Israel’s military has nominated a new chief rabbi criticised for remarks he made in the past that seemed to condone the rape of non-Jewish women in war.
In an answer to a religious website in 2002, Rabbi Colonel Eyal Karim implied that such an act was permissible.
He clarified in 2012 that his words had been taken out of context and that rape was forbidden “in any situation”.
But his appointment, which requires the defence minister’s approval, was condemned by a top female politician.
Zehava Galon, leader of the Meretz party, described Rabbi Karim as “not suitable to represent Jewish morality in any way whatsoever”.
“His appalling, racist and violent statement makes women fair game,” she added.
The head of the Israeli parliament’s Committee on the Status of Women and Gender Equality, Aida Touma-Sliman of the Joint Arab List, said: “Col Karim’s ruling on permitting raping non-Jewish women is similar to the fatwa of a murderous organisation that’s not so far from Israel’s borders.”
The Israeli military, in which thousands of women serve, issued a statement on Tuesday saying it wanted to clarify that the rabbi’s remarks 14 years ago came in answer to a theoretical question and did not relate to “practical Jewish law”.
“Rabbi Karim has never written, said or even thought that an Israeli soldier is permitted to sexually assault a woman in war, and anyone who interprets his words otherwise is completely mistaken,” it added.

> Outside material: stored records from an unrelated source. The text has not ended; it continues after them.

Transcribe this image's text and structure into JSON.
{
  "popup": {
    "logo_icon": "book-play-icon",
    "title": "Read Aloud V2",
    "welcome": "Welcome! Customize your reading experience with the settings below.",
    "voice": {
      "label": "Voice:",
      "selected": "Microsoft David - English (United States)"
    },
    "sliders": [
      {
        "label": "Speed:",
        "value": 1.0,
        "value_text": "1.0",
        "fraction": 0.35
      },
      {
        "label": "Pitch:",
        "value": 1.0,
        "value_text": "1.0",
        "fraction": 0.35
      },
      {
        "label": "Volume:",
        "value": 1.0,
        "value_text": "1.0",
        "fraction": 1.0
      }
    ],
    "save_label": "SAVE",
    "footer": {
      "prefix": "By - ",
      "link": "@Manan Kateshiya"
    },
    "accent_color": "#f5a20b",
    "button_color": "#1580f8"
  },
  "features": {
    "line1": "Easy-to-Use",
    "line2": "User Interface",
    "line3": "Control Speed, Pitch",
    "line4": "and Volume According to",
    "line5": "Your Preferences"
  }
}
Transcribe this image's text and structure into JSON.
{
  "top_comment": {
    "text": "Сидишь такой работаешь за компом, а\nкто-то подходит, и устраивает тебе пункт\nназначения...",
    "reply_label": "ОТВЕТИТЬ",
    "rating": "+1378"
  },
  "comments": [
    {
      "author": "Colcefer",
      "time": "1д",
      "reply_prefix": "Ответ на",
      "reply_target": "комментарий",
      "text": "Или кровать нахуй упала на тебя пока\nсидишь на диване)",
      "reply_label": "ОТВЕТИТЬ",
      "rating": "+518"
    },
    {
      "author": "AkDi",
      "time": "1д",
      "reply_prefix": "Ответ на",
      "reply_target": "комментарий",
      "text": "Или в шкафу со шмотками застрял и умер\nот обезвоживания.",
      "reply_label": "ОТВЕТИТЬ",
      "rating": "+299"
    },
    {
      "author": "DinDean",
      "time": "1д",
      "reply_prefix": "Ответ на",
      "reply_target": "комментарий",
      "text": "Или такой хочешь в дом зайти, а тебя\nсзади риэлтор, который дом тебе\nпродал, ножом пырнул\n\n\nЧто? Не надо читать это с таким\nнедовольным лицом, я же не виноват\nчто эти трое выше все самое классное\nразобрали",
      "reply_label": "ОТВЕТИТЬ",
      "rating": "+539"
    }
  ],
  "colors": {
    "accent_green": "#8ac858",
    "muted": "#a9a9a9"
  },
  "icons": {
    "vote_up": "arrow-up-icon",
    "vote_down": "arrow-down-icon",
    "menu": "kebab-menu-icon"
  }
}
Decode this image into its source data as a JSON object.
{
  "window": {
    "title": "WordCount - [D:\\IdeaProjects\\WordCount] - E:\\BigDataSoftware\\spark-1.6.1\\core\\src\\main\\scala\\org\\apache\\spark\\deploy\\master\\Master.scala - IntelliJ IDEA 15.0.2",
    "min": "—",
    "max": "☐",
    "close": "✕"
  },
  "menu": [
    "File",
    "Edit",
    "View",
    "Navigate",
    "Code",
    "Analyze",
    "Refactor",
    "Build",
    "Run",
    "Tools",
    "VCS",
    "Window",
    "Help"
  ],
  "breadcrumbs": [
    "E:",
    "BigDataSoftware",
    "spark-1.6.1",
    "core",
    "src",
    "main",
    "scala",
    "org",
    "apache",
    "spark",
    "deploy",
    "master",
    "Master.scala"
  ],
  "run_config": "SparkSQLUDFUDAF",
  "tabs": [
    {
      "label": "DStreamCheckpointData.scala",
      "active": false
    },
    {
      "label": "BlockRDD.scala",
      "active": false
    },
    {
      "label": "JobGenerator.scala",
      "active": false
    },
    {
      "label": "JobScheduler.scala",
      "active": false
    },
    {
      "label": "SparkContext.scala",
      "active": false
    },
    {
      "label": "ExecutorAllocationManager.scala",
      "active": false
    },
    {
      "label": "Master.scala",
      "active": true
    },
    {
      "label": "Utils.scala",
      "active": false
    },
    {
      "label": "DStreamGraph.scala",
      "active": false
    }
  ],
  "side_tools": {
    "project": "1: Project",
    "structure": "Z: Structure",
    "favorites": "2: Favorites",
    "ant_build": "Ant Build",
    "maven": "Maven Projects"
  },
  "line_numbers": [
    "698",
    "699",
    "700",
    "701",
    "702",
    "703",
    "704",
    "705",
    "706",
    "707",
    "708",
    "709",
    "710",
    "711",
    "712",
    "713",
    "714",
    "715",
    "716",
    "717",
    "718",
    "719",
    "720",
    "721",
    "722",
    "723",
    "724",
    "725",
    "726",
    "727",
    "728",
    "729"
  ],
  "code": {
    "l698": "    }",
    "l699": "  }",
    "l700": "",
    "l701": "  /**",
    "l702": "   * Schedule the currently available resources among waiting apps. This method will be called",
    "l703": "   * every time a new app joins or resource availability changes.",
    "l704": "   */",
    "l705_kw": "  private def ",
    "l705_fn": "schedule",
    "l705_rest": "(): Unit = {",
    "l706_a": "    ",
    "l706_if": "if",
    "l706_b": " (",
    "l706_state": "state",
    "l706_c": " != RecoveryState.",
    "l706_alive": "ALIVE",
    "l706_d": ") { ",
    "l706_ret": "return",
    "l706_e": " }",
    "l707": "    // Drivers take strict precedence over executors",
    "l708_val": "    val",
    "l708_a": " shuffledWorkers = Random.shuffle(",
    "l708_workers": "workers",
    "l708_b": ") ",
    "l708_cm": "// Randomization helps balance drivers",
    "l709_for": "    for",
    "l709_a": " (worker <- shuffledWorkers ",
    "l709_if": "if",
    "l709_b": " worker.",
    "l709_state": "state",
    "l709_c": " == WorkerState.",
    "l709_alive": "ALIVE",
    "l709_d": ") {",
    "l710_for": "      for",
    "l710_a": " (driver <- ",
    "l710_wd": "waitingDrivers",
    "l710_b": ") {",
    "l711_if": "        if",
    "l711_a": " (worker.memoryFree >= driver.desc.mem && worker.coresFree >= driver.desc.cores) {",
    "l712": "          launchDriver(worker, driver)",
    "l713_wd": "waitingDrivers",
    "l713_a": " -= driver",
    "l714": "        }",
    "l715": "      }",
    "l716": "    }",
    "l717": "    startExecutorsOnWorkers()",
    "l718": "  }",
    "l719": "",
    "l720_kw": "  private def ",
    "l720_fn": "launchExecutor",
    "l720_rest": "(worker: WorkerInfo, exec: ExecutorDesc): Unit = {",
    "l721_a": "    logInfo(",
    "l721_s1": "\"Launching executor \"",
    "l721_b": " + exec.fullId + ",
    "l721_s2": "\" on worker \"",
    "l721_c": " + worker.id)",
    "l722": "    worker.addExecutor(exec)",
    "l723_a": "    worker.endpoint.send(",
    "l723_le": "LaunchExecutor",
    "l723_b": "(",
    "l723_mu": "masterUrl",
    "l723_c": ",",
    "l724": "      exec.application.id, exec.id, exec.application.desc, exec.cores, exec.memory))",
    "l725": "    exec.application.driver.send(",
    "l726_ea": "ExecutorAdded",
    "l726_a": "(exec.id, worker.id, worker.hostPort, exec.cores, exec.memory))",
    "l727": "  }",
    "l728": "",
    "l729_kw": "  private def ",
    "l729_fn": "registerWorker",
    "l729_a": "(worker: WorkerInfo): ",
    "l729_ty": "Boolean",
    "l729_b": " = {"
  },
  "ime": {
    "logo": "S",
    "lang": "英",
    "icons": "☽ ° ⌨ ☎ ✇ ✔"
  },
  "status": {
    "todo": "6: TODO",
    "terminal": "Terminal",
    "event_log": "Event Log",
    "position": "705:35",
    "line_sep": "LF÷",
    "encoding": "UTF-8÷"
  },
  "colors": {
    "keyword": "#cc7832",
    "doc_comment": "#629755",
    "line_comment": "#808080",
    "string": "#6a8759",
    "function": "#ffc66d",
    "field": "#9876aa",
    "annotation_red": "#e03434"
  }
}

The statement also stressed that Rabbi Karim was not opposed to women being recruited by the military, despite him having previously said that it should be “completely forbidden”, according to Israeli media.